If you are the first to post an article from a commonly frequented site such as TechCrunch, then it will tend to gain exposure because others are submitting it.
On the other hand, I've found that posting articles from less mainstream sources benefit from sitting longer on the "New" page. This means posting during times of lower activity. I have woken up to find something I posted just before bed has gained significant traction.
1. Posting anything by Marco/Gruber/Atwood/37Signals/Stripe.
2. Posting anything making fun of PHP.
Secondarily, I would like to see a decay function that gives an older story with a current surge as much credit as a new story with similar recent surging.
(For example, imagine story A submitted at hour 0 which receive no votes for 6 hours. At hour 6, story B is submitted. Between hour 6 and hour 7, story A gets 12 upvotes, and story B only 8. Over the current-comparable period, A is hotter... but I'm pretty sure the HN algorithm and most similar sites penalize A for the earlier-submission time. And yet due to things like headline corrections, the eventual arrival of a story's natural audience, etc. the A story may in fact now be 'better', in those attention-deserving qualities that the ranking/decay function is trying to detect.)
I like your second suggestion though.
Fair warning: the next time I read this topic here, I am going to write a comment about the best time to submit comments on articles about the best time to submit articles.
That is the usual pattern for sites that people check when they come in to work.

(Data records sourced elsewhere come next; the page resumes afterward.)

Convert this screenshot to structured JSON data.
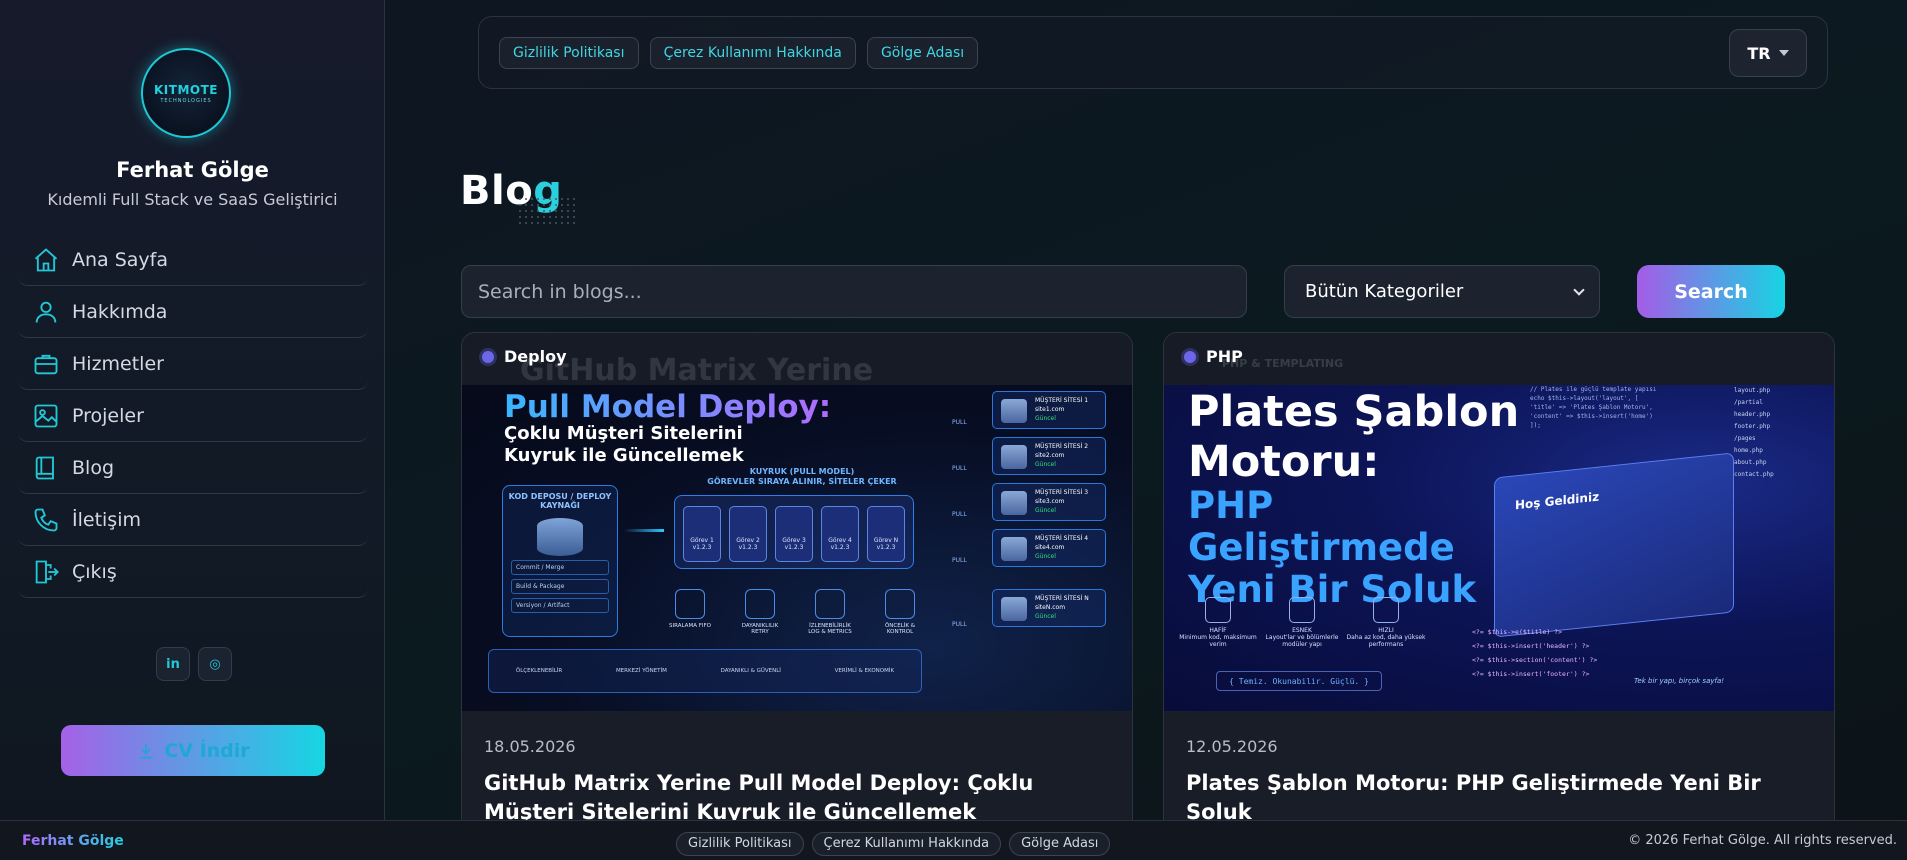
{
  "sidebar": {
    "logo": {
      "line1": "KITMOTE",
      "line2": "TECHNOLOGIES"
    },
    "user_name": "Ferhat Gölge",
    "user_role": "Kıdemli Full Stack ve SaaS Geliştirici",
    "nav": [
      {
        "label": "Ana Sayfa",
        "icon": "home-icon"
      },
      {
        "label": "Hakkımda",
        "icon": "user-icon"
      },
      {
        "label": "Hizmetler",
        "icon": "briefcase-icon"
      },
      {
        "label": "Projeler",
        "icon": "image-icon"
      },
      {
        "label": "Blog",
        "icon": "book-icon"
      },
      {
        "label": "İletişim",
        "icon": "phone-icon"
      },
      {
        "label": "Çıkış",
        "icon": "logout-icon"
      }
    ],
    "socials": [
      {
        "label": "in",
        "icon": "linkedin-icon"
      },
      {
        "label": "◎",
        "icon": "instagram-icon"
      }
    ],
    "cv_button": "CV İndir"
  },
  "topbar": {
    "links": [
      "Gizlilik Politikası",
      "Çerez Kullanımı Hakkında",
      "Gölge Adası"
    ],
    "language": "TR"
  },
  "page": {
    "title_main": "Blo",
    "title_accent": "g"
  },
  "filters": {
    "search_placeholder": "Search in blogs...",
    "category_selected": "Bütün Kategoriler",
    "search_button": "Search"
  },
  "posts": [
    {
      "category": "Deploy",
      "ghost_title": "GitHub Matrix Yerine",
      "date": "18.05.2026",
      "title": "GitHub Matrix Yerine Pull Model Deploy: Çoklu Müşteri Sitelerini Kuyruk ile Güncellemek",
      "image": {
        "headline": "Pull Model Deploy:",
        "subheadline": "Çoklu Müşteri Sitelerini Kuyruk ile Güncellemek",
        "source_title": "KOD DEPOSU / DEPLOY KAYNAĞI",
        "source_items": [
          "Commit / Merge",
          "Build & Package",
          "Versiyon / Artifact"
        ],
        "queue_title": "KUYRUK (PULL MODEL)",
        "queue_sub": "GÖREVLER SIRAYA ALINIR, SİTELER ÇEKER",
        "jobs": [
          "Görev 1 v1.2.3",
          "Görev 2 v1.2.3",
          "Görev 3 v1.2.3",
          "Görev 4 v1.2.3",
          "Görev N v1.2.3"
        ],
        "targets": [
          {
            "name": "MÜŞTERİ SİTESİ 1",
            "url": "site1.com",
            "status": "Güncel"
          },
          {
            "name": "MÜŞTERİ SİTESİ 2",
            "url": "site2.com",
            "status": "Güncel"
          },
          {
            "name": "MÜŞTERİ SİTESİ 3",
            "url": "site3.com",
            "status": "Güncel"
          },
          {
            "name": "MÜŞTERİ SİTESİ 4",
            "url": "site4.com",
            "status": "Güncel"
          },
          {
            "name": "MÜŞTERİ SİTESİ N",
            "url": "siteN.com",
            "status": "Güncel"
          }
        ],
        "pull_label": "PULL",
        "features": [
          "SIRALAMA FIFO",
          "DAYANIKLILIK RETRY",
          "İZLENEBİLİRLİK LOG & METRICS",
          "ÖNCELİK & KONTROL"
        ],
        "bottom": [
          "ÖLÇEKLENEBİLİR",
          "MERKEZİ YÖNETİM",
          "DAYANIKLI & GÜVENLİ",
          "VERİMLİ & EKONOMİK"
        ]
      }
    },
    {
      "category": "PHP",
      "ghost_title": "PHP & TEMPLATING",
      "date": "12.05.2026",
      "title": "Plates Şablon Motoru: PHP Geliştirmede Yeni Bir Soluk",
      "image": {
        "headline": "Plates Şablon Motoru:",
        "subheadline": "PHP Geliştirmede Yeni Bir Soluk",
        "code": [
          "// Plates ile güçlü template yapısı",
          "echo $this->layout('layout', [",
          "  'title' => 'Plates Şablon Motoru',",
          "  'content' => $this->insert('home')",
          "]);"
        ],
        "tree": [
          "layout.php",
          "/partial",
          "header.php",
          "footer.php",
          "/pages",
          "home.php",
          "about.php",
          "contact.php"
        ],
        "mock_title": "Hoş Geldiniz",
        "features": [
          {
            "name": "HAFİF",
            "desc": "Minimum kod, maksimum verim"
          },
          {
            "name": "ESNEK",
            "desc": "Layout'lar ve bölümlerle modüler yapı"
          },
          {
            "name": "HIZLI",
            "desc": "Daha az kod, daha yüksek performans"
          }
        ],
        "motto": "{ Temiz. Okunabilir. Güçlü. }",
        "snippet": [
          "<?= $this->e($title) ?>",
          "<?= $this->insert('header') ?>",
          "<?= $this->section('content') ?>",
          "<?= $this->insert('footer') ?>"
        ],
        "tagline": "Tek bir yapı, birçok sayfa!"
      }
    }
  ],
  "footer": {
    "brand": "Ferhat Gölge",
    "links": [
      "Gizlilik Politikası",
      "Çerez Kullanımı Hakkında",
      "Gölge Adası"
    ],
    "copyright": "© 2026 Ferhat Gölge. All rights reserved."
  },
  "colors": {
    "accent_cyan": "#22c8d6",
    "accent_purple": "#a561e6",
    "background": "#0f1522"
  }
}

1/ Most HN readers can relate to that easily.
2/ GMT doesn't account for daylight savings time.